Problem statement: The lines you return must be all those in the data that hold the string "JSON".

Given records:
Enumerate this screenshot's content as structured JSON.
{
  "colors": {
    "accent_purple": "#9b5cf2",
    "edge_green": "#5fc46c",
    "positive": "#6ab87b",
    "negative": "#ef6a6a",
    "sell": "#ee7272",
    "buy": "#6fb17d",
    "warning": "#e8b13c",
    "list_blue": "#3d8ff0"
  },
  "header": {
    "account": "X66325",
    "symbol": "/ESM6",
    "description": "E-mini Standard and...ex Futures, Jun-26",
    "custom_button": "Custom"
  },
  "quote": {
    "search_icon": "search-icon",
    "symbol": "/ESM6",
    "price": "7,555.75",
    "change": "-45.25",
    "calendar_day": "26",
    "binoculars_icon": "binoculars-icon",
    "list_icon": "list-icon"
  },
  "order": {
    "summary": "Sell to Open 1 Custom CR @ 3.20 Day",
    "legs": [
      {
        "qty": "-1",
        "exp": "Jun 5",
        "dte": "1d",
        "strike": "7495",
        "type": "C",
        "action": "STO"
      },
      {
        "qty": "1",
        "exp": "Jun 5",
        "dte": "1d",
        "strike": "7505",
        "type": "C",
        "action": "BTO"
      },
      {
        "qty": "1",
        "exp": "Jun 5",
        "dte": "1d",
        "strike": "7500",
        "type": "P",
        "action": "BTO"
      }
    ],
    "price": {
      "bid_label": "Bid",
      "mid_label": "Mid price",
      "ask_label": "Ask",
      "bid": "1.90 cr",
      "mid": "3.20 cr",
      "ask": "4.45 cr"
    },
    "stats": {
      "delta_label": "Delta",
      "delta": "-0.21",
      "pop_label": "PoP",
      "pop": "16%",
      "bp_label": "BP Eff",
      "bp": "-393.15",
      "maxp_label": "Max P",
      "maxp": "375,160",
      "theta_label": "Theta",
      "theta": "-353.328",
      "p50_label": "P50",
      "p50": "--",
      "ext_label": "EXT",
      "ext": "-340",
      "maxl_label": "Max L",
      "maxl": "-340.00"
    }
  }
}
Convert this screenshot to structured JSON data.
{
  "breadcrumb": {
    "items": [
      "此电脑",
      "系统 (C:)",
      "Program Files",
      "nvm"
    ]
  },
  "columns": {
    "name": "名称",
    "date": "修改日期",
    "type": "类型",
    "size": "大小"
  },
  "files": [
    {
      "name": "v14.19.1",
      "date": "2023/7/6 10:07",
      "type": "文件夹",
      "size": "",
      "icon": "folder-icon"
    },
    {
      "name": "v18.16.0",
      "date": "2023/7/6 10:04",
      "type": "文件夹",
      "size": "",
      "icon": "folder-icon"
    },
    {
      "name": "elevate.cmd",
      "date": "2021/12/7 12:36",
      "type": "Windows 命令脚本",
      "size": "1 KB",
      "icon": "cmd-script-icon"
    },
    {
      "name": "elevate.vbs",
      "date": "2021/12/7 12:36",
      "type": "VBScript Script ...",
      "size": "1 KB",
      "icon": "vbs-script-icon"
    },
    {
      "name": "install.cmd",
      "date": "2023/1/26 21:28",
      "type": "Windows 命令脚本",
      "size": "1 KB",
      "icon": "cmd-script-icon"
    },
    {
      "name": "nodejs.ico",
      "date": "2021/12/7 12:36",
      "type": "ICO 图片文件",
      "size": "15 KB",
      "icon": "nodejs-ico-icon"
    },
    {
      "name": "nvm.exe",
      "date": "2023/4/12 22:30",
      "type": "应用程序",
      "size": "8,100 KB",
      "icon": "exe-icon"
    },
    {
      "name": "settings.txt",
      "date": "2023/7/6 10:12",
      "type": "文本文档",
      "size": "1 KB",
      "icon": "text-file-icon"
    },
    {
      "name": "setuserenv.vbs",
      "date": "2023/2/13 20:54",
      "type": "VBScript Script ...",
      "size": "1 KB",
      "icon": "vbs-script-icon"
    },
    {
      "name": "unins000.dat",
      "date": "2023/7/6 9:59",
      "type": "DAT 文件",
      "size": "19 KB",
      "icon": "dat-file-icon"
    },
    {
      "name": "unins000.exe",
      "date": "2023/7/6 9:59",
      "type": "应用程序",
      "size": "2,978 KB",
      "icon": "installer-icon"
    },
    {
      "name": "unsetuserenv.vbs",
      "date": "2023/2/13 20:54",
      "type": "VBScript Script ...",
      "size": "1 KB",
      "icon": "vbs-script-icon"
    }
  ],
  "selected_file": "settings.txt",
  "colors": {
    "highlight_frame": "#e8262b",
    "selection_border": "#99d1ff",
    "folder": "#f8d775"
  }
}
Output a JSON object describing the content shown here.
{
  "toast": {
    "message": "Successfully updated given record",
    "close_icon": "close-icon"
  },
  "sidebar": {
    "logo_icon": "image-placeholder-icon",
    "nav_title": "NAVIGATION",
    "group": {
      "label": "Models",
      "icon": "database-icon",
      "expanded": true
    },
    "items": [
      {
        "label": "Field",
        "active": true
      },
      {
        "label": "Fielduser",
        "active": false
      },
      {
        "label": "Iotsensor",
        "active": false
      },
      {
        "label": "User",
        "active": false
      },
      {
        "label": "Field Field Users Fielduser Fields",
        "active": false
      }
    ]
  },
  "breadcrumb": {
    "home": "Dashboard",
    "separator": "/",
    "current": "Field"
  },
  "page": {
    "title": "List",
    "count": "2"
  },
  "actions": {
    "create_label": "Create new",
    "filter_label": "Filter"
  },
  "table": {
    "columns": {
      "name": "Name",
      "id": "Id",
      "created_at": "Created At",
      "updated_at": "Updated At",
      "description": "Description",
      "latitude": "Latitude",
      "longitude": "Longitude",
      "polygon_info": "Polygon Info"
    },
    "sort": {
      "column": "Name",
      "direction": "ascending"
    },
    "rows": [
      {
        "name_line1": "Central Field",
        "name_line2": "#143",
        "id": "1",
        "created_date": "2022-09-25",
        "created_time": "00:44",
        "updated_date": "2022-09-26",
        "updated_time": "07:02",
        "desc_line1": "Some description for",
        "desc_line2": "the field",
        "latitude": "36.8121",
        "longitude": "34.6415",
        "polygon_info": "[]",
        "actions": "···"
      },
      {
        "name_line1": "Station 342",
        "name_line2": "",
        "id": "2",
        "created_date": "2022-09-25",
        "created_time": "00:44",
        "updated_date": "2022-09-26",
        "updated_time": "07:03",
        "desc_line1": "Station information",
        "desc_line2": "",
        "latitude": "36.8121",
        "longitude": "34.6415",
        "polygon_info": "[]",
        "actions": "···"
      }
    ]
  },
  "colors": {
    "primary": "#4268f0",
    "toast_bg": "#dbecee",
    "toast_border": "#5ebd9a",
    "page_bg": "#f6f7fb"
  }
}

Your response:
Enumerate this screenshot's content as structured JSON.
Convert this screenshot to structured JSON data.
Output a JSON object describing the content shown here.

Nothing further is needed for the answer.